Lowest Career Speed Scores (Active) Lowest Career Speed Scores (Non-Catchers) 1 Johnny Estrada 1.4 1 John Olerud 2.5 2 Jason Phillips 1.5 2 Scott Hatteberg 2.6 3 Geronimo Gil 1.9 3 Daryle Ward 2.6 4 Bengie Molina 2.0 4 Tony Clark 2.6 5 Mike Redmond 2.1 5 Paul Konerko 2.7 6 Damian Miller 2.1 6 Aramis Ramirez 2.7 7 Matthew LeCroy 2.1 7 Olmedo Saenz 3.0 8 Charles Johnson 2.1 8 Kevin Millar 3.3 9 Toby Hall 2.2 9 Doug Mientkiewicz 3.3 10 Victor Martinez 2.3 10 Frank Thomas 3.3
Yes, the 10 slowest career speed score numbers I found were all catchers.
All things considered, this project has made me realize that what a Fans’ Scouting Database project could really use is stopwatch times on players. I think I had better start bringing my stopwatch to the park. In the final analysis, I think, I can’t anoint Bengie Molina as baseball’s slowest player. That honor, pending objective timing data, will have to go to the only man to beat Molina on every list here. He doesn’t have a cool speed-related nickname like John “Flash” John Flaherty, but we can work on that (suggestions?), and he is Bengie’s teammate:
J… A… S… O… N… SPACEBAR… P… H… I……..
Congratulations, Jason Phillips! You are now the interim titleholder of Baseball’s Slowest Player.
Comments and suggestions are welcome. I’d love to hear your Slowest Player nominations too, or even better your stopwatch times for games you attend … e-mail me if you want to participate and need to know how the scouts do it.
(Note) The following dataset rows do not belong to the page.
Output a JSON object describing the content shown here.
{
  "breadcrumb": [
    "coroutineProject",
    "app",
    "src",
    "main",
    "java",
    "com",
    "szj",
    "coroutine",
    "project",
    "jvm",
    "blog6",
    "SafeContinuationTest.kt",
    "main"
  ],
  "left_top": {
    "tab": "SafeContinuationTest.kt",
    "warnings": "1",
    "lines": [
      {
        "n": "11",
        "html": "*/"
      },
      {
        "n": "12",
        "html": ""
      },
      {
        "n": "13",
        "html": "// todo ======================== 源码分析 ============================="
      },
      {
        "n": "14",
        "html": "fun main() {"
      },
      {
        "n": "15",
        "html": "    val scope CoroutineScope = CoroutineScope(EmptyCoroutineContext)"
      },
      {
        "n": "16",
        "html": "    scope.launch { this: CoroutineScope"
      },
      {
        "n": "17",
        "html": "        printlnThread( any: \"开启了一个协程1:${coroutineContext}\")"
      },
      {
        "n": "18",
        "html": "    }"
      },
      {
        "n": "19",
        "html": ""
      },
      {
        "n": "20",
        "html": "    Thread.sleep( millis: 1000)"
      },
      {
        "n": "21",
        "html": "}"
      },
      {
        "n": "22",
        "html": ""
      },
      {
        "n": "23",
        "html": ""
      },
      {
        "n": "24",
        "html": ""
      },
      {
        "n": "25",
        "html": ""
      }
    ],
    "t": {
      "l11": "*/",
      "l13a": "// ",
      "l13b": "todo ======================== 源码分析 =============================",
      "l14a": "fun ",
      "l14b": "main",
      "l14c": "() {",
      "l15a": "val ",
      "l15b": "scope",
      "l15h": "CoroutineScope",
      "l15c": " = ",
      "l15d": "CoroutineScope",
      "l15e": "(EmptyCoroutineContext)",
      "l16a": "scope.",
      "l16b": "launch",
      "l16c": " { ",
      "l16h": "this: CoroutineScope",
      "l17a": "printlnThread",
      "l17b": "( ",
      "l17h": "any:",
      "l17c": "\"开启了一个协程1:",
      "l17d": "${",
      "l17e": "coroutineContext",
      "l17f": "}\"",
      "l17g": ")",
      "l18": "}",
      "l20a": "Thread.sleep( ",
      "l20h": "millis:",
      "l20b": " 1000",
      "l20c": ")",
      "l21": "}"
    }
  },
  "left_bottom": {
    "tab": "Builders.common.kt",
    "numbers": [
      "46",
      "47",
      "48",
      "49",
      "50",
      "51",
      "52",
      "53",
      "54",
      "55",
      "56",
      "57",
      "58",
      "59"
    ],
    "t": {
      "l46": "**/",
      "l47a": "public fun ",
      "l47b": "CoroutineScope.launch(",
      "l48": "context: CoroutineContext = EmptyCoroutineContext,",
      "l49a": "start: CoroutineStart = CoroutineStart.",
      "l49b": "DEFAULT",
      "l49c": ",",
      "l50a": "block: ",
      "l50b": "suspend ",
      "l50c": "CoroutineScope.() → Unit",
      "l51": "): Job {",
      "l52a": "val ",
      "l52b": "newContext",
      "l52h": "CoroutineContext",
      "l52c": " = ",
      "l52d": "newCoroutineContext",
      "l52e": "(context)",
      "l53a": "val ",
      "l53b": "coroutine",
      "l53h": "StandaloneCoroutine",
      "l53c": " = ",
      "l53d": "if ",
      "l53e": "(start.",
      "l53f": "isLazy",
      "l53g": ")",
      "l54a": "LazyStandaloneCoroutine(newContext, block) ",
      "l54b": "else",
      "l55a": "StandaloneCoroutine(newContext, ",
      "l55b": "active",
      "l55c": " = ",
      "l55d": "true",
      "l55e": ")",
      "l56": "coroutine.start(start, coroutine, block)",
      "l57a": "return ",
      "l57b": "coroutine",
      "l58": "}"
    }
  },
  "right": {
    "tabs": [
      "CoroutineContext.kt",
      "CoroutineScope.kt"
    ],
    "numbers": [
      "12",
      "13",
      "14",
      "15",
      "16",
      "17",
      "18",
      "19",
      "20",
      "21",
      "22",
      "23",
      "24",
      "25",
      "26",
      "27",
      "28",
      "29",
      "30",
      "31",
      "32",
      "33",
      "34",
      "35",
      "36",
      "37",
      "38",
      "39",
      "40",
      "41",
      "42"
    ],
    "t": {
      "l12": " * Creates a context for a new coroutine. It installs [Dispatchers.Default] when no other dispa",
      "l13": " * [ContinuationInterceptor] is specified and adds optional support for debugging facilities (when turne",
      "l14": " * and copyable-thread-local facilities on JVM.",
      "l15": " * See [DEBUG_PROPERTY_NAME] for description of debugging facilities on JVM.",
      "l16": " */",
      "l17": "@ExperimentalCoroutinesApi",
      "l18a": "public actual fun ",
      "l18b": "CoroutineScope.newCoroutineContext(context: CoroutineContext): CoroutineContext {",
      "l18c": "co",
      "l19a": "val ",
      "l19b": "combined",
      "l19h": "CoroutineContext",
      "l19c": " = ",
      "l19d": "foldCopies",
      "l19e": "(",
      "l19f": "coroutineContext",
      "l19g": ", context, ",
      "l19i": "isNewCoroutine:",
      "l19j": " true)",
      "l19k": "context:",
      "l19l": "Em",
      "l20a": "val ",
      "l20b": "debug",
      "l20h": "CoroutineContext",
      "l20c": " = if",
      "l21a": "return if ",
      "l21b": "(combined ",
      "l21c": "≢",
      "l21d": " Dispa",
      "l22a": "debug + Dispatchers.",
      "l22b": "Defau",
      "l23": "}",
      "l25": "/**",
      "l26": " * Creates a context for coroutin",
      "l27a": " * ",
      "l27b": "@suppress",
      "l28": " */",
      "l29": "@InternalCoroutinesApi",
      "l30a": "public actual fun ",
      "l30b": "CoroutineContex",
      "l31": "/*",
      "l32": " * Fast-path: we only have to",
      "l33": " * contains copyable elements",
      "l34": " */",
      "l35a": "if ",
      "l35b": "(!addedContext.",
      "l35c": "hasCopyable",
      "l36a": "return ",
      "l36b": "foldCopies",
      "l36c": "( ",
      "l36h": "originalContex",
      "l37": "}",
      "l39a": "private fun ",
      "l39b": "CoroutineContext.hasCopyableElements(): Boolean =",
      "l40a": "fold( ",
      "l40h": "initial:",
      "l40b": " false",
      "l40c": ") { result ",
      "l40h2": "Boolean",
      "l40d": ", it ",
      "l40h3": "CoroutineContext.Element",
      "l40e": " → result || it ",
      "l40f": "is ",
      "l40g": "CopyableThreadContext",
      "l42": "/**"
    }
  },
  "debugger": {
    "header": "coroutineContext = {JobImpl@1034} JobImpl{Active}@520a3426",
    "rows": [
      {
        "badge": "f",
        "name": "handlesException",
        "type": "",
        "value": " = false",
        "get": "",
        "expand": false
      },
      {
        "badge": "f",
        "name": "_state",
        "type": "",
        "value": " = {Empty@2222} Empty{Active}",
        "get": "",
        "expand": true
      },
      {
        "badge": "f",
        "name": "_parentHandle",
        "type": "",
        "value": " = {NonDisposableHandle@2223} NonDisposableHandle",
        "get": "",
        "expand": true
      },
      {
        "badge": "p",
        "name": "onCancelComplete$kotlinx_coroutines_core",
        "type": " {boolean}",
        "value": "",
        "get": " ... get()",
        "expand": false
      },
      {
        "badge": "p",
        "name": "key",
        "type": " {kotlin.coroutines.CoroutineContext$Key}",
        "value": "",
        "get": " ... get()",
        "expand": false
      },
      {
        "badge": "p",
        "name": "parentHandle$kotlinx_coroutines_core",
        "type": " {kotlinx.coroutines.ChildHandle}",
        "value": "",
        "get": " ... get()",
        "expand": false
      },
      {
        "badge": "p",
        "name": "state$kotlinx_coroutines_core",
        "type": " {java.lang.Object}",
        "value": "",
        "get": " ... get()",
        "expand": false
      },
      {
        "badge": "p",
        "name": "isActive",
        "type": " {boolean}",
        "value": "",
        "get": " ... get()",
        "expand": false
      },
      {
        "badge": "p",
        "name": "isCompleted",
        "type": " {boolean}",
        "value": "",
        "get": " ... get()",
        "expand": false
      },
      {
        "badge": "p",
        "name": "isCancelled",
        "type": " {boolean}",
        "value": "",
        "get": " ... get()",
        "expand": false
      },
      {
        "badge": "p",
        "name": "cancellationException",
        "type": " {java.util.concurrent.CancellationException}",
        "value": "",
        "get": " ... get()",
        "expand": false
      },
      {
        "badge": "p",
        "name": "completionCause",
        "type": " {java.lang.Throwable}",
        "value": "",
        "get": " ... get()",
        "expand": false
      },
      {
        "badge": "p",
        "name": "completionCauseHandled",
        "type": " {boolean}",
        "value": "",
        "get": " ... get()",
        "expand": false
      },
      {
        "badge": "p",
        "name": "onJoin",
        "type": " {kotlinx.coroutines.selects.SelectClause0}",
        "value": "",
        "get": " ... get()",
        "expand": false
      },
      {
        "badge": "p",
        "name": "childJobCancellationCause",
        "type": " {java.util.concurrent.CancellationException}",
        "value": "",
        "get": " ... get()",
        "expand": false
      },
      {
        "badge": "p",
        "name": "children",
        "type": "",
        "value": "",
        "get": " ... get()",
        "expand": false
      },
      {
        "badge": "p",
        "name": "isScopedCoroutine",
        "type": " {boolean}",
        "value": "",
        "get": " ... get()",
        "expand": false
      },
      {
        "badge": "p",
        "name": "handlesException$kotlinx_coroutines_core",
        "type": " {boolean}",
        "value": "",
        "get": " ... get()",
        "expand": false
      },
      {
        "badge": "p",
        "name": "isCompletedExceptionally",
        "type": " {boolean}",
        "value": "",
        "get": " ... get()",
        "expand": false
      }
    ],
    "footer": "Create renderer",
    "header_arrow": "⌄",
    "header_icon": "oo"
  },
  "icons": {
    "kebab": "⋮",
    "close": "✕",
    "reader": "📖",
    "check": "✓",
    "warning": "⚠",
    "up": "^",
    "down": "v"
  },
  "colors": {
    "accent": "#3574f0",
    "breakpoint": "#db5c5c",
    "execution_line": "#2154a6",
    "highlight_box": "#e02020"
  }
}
References & Resources
Photography by Aaron Reynolds. Thanks to Batter’s Box writer “Pistol” for the “Tortoise and the Hare” tagline.